An Australian fire, a Dutch MP, Barney Frank and Maxine Waters.
On the surface the stories are just old and new.
But if signal flares count for anything, they are going off now at a rate that rivals the Fourth of July fireworks over the Washington Monument.
First (but of course), America’s Barney Frank.
The story dates from 2007. Various news outlets (CNN, Washington Examiner) report that Congressman Barney Frank has been to Brussels and, as well, London. On the trip with him is his House Financial Services buddy, Rep. Maxine Waters. How did they get there? After all, this is the crew (along with another HFS Committee member, California’s Brad Sherman) who would soon be hauling carmakers and bankers in front of their committee to complain about the use of private jets from those who accept taxpayer dollars.
Well, they flew, of course. Specifically on a Boeing 737 Executive Jet operated by 201st Airlift Squadron of the D.C. Air Reserve Guard. Which is to say, a jet paid for by the taxpayers. You. Were they cramped in their seats? No. We learn that the Barnster and Maxie were in “plush first class seats.” They had 34 to chose from. Plus, according to CNN, a conference area with table and full length couch, retractable movie screens that pop out of ceiling to see the latest movie, and a galley for full meals, snacks, and appetizers. This leaves out the Air Force stewards at their beck and call, not to mention the usual staff, both civilian and military.
Cost to hike Mr. Frank and Ms. Waters and their entourage across the pond to a couple European capitals and back? $10,000 an hour. Cost for that part of the adventure? $160,000.
Let’s move Down Under.
As we speak, stunned Australians are in the process of recovering from a vicious fire that has killed at least 200 people.
Let’s have a victim speak for himself. The account is from the theage.com.au (caution, a profanity ahead.):
ANGRY residents last night accused local authorities of contributing to the bushfire toll by failing to let residents chop down trees and clear up bushland that posed a fire risk.
During question time at a packed community meeting in Arthurs Creek on Melbourne’s northern fringe, Warwick Spooner — whose mother Marilyn and brother Damien perished along with their home in the Strathewen blaze — criticised the Nillumbik council for the limitations it placed on residents wanting the council’s help or permission to clean up around their properties in preparation for the bushfire season. “We’ve lost two people in my family because you dickheads won’t cut trees down,” he said.
“We wanted trees cut down on the side of the road … and you can’t even cut the grass for God’s sake.”
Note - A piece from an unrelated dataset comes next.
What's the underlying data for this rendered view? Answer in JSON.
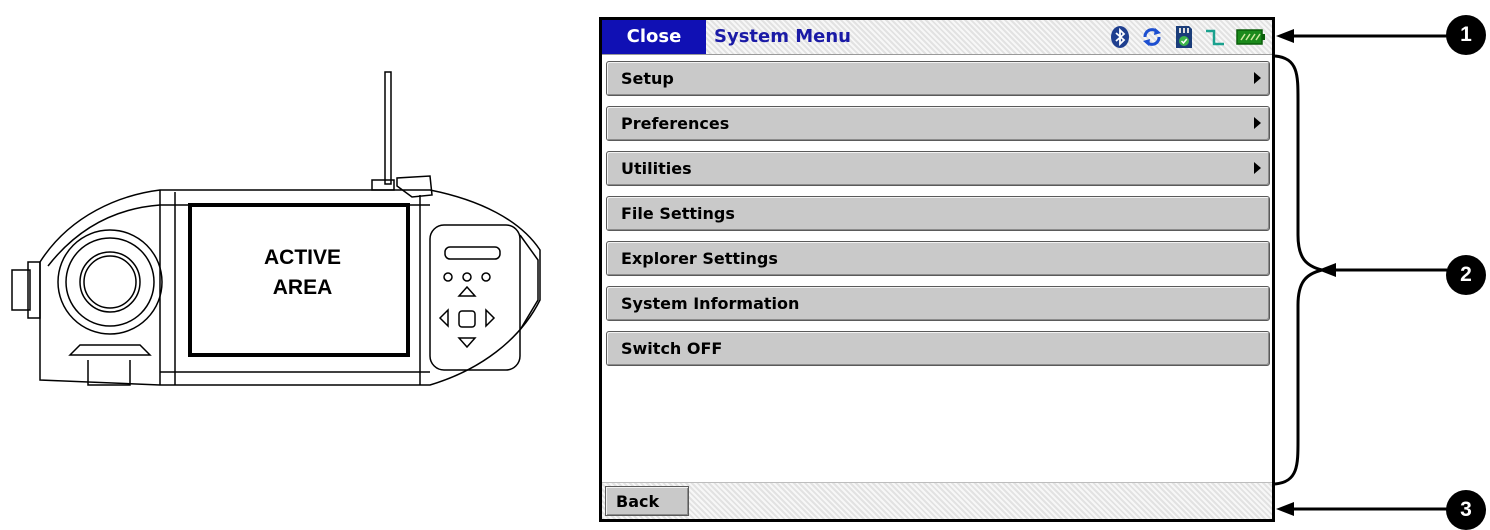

Later, the meeting was cut short when Mr Spooner’s father, Dennis, collapsed in his chair and an ambulance had to be called. Despite losing his wife and son and everything he owned, a friend later said he had not stopped or slept since the weekend.
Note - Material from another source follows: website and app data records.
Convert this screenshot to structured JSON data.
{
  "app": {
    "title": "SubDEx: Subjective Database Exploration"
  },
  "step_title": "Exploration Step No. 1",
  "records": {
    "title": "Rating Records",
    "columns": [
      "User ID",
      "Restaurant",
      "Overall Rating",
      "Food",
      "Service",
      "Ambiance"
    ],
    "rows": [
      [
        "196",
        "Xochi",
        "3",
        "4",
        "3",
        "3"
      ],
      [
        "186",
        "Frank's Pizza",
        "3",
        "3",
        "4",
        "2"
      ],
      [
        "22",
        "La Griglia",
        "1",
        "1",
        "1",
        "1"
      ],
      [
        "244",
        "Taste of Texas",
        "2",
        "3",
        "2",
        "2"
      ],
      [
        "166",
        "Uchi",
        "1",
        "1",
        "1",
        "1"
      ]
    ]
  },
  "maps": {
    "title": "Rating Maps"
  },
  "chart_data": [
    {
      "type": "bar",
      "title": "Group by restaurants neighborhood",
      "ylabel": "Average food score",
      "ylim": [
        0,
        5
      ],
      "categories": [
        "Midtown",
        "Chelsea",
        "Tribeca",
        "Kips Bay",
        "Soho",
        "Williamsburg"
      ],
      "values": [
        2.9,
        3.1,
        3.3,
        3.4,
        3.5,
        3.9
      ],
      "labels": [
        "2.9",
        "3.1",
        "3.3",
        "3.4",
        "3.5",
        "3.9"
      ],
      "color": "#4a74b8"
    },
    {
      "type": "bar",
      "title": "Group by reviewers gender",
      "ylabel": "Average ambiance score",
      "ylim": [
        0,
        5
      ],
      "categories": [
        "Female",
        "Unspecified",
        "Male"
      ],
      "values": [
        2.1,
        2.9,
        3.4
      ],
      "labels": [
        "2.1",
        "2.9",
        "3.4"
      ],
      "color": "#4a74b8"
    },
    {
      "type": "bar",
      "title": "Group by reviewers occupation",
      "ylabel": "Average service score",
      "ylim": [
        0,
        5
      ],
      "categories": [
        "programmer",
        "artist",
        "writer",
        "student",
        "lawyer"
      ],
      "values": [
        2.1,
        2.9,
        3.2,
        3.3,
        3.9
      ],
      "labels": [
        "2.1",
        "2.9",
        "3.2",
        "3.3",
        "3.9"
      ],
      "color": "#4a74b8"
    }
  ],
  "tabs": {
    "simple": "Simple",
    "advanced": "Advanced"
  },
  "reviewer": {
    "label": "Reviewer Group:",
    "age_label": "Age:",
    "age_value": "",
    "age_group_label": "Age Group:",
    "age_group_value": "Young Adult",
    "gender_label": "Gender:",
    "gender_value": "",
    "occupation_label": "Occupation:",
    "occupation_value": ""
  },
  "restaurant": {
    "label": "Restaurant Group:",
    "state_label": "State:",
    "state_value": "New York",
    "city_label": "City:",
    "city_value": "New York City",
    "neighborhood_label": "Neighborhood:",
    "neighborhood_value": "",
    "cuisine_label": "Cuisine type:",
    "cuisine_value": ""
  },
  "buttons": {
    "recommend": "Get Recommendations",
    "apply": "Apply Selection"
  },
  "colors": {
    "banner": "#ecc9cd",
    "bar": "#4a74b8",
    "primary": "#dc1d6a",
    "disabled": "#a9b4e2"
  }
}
Another resident said she had asked the council four times to tend to out-of-control growth on public land near her home, but her pleas had been ignored.
A man of faith in a godless age is hitting Americans where it hurts.
Mr. and Mrs. American Spectator Reader, let P.J. O’Rourke talk sense to your kids.
In Britain, defending your property can get you life.
The debacle of this president’s administration is both a cause and a symptom of the decline of American values. Unless Congress impeaches him, that decline will go on unchecked. An eminent jurist surveys the damage and assesses the chances for the recovery of our culture.
It won’t take long for conservatives to scratch this presidential wannabe off their 2008 scorecard.
The American Christmas, like the songs that celebrate it, makes room for everybody under the rainbow. Is that why so many people seem to be hostile to it?
Was the President done in by the economy, or by the politics of the economy?